>>>

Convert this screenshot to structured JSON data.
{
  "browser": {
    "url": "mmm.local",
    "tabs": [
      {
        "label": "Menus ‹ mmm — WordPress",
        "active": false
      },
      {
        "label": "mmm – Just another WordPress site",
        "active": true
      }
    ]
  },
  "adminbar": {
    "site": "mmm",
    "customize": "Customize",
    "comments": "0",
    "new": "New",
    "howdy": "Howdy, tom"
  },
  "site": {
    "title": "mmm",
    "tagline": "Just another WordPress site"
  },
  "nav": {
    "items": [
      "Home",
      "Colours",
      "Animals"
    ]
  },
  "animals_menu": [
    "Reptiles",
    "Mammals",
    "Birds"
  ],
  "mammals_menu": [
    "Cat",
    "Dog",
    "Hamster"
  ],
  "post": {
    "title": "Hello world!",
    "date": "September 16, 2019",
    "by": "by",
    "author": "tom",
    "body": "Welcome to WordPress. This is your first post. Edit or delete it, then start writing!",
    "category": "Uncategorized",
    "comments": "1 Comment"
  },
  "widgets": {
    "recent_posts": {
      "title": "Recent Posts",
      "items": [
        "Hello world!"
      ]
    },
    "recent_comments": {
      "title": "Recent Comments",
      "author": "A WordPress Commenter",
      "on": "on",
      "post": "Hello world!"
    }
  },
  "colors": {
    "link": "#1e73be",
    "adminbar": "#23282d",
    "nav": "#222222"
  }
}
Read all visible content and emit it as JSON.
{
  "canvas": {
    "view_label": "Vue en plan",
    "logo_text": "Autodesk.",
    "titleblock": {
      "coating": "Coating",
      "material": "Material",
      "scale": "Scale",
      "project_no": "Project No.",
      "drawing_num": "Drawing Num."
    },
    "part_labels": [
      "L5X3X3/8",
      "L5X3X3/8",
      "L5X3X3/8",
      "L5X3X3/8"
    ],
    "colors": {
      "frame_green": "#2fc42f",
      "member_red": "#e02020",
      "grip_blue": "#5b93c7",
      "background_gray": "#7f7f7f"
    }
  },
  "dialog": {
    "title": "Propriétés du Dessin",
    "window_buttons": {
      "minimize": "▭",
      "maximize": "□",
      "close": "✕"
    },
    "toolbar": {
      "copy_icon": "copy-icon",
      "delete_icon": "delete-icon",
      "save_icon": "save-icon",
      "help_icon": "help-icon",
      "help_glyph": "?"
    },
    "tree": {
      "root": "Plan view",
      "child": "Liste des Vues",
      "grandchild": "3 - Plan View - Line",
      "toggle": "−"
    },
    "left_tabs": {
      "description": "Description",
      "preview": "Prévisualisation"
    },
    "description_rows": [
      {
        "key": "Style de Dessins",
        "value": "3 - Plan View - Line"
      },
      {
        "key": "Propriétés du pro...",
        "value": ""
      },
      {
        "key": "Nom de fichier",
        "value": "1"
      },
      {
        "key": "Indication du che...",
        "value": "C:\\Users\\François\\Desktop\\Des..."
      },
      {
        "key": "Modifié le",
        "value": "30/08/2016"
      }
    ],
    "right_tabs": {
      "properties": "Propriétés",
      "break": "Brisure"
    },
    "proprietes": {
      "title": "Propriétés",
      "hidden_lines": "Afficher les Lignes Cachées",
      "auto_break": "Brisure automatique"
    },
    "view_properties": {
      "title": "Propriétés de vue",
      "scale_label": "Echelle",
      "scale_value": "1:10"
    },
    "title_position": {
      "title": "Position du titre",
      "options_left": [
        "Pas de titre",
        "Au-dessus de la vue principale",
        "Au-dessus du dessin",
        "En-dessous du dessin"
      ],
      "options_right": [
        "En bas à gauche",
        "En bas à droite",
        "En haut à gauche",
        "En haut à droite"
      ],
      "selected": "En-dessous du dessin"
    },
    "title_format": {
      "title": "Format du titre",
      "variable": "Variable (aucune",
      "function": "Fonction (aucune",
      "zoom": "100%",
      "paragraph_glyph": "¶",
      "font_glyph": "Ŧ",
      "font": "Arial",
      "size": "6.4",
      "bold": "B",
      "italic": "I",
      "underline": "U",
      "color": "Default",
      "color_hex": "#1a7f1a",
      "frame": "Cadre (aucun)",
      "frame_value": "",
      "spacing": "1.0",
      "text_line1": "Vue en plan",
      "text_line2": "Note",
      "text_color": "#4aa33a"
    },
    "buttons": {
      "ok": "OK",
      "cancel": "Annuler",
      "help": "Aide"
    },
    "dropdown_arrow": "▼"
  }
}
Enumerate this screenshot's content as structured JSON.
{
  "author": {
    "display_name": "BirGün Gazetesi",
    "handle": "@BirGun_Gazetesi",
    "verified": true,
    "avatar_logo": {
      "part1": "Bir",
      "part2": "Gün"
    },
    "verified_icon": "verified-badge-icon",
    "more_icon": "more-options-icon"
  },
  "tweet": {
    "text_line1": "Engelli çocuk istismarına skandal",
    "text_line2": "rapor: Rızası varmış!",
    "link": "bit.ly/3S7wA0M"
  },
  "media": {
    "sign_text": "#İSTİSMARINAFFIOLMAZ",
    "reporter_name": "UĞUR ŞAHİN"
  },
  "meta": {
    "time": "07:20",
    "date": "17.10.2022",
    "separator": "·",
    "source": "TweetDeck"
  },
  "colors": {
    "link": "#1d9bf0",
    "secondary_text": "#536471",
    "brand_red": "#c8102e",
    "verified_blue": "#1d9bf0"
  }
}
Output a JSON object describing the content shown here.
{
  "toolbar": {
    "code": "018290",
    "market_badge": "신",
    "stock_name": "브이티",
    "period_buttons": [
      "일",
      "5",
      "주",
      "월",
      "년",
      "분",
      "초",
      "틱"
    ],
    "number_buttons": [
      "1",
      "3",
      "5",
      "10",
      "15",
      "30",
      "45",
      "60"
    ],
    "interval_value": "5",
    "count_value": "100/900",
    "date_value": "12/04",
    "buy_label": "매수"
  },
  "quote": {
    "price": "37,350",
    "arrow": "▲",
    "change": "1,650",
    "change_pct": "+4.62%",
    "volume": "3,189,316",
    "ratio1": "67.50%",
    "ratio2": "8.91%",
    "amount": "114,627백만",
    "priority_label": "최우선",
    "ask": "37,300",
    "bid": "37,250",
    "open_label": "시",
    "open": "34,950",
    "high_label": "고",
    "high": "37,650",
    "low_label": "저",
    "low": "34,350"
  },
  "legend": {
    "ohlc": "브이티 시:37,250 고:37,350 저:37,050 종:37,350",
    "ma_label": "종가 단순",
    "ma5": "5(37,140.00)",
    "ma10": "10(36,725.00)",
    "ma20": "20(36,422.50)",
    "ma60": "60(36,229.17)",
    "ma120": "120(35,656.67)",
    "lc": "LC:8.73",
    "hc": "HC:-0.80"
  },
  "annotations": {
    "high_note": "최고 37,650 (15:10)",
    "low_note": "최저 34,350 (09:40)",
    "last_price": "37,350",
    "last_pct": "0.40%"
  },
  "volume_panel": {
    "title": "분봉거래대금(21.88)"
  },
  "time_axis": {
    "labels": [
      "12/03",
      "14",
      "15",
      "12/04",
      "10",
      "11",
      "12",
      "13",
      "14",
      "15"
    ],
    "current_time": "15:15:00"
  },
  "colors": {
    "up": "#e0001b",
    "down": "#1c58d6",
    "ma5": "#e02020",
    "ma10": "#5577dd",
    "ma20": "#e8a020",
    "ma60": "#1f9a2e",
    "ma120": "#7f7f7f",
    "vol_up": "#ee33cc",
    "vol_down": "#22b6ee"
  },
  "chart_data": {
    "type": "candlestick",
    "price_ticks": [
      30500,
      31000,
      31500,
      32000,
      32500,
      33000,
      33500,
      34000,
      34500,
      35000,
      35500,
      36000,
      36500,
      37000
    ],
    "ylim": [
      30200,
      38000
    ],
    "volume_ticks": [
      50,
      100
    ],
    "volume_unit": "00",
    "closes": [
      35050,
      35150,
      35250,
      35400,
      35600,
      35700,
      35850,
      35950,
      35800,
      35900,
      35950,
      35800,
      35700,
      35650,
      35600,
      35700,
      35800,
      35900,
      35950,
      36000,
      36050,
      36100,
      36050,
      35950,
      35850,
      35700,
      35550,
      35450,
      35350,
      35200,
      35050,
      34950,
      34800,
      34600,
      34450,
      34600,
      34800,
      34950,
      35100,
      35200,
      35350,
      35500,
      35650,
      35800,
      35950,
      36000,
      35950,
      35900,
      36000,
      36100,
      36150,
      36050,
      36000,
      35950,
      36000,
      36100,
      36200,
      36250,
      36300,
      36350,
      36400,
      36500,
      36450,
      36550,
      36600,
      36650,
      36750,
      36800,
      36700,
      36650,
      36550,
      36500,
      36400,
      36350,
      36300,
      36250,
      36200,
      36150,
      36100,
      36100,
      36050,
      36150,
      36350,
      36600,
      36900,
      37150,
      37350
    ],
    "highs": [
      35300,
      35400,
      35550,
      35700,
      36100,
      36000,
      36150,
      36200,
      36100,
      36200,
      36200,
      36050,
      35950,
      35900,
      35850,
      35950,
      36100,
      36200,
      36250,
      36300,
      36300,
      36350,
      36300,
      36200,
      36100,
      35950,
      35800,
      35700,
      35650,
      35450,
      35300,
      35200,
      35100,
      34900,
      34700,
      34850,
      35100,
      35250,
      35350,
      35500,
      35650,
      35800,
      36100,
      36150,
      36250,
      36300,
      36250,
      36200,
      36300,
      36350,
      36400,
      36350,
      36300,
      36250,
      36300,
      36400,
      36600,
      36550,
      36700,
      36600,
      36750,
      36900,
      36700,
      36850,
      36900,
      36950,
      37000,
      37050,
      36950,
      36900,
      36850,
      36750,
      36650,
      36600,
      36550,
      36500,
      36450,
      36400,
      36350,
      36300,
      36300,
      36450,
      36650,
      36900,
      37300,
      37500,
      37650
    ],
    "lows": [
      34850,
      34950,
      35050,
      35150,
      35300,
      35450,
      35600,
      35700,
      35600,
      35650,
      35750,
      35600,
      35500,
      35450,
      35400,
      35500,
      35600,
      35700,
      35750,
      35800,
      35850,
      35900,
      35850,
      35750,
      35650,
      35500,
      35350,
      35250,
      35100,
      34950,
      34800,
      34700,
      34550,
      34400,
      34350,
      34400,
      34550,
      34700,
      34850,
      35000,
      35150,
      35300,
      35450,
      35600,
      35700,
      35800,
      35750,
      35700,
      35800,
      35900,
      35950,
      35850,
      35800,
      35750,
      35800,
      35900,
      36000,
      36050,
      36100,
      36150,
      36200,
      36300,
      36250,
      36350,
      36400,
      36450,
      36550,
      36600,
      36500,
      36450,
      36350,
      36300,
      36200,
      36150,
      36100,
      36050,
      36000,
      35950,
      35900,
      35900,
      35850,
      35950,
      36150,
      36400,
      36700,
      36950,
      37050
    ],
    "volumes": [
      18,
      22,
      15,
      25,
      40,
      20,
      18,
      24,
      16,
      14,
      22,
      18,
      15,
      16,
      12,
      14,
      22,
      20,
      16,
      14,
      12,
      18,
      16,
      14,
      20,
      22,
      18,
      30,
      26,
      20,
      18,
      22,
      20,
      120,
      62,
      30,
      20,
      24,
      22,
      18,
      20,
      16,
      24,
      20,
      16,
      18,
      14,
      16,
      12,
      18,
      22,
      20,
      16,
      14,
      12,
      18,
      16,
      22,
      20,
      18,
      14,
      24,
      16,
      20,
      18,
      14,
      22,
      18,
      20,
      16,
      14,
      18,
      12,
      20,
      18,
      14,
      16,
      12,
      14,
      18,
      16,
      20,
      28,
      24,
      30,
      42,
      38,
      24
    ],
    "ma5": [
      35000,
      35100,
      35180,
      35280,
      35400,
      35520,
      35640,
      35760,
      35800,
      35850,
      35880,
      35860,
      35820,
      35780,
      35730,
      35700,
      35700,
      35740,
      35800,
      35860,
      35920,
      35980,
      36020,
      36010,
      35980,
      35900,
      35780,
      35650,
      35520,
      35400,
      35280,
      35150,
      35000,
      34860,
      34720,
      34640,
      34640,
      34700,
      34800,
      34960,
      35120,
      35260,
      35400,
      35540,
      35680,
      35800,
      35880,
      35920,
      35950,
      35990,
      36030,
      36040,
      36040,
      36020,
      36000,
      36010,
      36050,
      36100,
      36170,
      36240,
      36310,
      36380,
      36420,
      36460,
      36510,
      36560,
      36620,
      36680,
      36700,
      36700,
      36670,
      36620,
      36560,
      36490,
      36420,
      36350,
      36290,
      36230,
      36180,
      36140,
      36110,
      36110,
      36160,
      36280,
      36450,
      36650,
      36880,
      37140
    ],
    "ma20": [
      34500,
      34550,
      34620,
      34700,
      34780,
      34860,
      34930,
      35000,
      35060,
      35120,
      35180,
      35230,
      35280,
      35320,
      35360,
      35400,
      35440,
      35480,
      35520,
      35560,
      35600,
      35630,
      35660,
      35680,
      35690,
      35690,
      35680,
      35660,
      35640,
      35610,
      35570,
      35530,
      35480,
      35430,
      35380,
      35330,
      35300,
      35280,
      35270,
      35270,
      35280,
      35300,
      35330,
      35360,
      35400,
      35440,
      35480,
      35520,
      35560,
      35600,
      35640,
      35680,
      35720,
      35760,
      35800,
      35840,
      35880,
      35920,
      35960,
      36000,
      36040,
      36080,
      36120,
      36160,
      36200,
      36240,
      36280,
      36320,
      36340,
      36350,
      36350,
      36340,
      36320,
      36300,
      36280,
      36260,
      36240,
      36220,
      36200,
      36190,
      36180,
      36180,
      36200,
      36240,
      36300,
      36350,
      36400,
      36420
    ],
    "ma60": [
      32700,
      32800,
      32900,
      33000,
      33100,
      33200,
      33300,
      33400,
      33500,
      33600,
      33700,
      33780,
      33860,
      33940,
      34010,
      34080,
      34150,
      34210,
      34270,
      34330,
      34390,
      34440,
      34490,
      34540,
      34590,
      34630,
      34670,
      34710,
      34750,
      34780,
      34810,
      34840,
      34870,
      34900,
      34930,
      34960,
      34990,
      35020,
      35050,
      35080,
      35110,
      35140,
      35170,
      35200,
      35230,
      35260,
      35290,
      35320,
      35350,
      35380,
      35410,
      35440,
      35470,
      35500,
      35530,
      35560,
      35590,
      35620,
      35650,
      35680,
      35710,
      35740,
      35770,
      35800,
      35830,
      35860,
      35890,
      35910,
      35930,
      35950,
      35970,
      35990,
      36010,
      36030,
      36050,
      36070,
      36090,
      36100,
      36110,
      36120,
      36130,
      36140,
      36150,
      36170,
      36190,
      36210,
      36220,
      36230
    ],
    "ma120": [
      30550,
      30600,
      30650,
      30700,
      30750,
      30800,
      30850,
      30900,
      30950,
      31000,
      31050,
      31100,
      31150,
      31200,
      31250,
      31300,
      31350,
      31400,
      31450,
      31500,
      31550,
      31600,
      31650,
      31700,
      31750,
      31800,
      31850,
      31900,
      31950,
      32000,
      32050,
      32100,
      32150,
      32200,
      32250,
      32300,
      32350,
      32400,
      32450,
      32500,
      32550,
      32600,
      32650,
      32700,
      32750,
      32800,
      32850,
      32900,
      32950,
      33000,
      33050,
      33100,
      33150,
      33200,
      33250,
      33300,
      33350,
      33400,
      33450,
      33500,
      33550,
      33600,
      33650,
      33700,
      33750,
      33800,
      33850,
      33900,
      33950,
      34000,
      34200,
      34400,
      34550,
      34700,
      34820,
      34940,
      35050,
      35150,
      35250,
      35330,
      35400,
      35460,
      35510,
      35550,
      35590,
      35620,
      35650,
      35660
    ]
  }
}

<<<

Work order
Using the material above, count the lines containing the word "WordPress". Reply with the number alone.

Answer section
5